Thursday, 3 September 2020


Born on this day in 1920, Marguerite Higgins Hall (†1966 having contracted a skin disease spread by the bite of sand flies while on assignment that turned out to be deadly) would go on to attend journalism school at U.C. Berkeley and Columbia and become a reporter and war correspondent.  Covering World War II, Korea and Vietnam for the New York Tribune and the wire services, Higgins advanced equal access for women journalists in combat zones and became the first female to win a Pulitzer Prize for international reporting. Stationed in Europe early in her career, Higgins was reassigned from the Paris bureau to Germany in March 1945 and was witness to the liberation of the Dachau concentration camp a month later, decorated for her coverage and assistance during the surrender for the SS guards.

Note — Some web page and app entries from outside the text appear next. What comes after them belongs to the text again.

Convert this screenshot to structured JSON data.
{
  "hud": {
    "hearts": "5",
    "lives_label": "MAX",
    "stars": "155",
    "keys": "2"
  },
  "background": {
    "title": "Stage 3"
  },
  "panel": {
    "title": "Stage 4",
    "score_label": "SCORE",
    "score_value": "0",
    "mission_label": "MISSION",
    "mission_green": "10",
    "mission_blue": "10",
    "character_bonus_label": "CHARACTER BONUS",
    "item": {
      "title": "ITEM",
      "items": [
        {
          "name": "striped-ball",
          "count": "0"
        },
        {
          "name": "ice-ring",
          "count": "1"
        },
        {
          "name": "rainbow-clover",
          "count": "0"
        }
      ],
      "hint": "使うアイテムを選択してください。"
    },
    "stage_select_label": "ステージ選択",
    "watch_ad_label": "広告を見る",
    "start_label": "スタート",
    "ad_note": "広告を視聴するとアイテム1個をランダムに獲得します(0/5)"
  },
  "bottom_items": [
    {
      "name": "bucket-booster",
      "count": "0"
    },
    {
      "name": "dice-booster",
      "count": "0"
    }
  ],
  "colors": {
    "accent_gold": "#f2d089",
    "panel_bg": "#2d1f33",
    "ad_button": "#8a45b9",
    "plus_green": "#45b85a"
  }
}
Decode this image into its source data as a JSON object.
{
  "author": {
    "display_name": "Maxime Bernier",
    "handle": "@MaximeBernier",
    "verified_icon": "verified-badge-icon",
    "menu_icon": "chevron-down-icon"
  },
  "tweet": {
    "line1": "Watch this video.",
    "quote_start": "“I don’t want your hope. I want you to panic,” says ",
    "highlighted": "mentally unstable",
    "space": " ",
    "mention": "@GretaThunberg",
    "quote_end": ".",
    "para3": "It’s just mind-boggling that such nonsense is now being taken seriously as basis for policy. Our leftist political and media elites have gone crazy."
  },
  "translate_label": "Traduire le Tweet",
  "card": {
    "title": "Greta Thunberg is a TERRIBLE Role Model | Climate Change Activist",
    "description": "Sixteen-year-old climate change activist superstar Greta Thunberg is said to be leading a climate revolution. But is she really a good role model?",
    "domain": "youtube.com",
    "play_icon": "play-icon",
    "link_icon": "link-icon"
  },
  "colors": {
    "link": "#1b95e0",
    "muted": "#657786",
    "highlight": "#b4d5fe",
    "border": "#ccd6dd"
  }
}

Afterwards from the German desk, Higgins reported on the Nรผrnberg Tribunal and the Blockade of Berlin.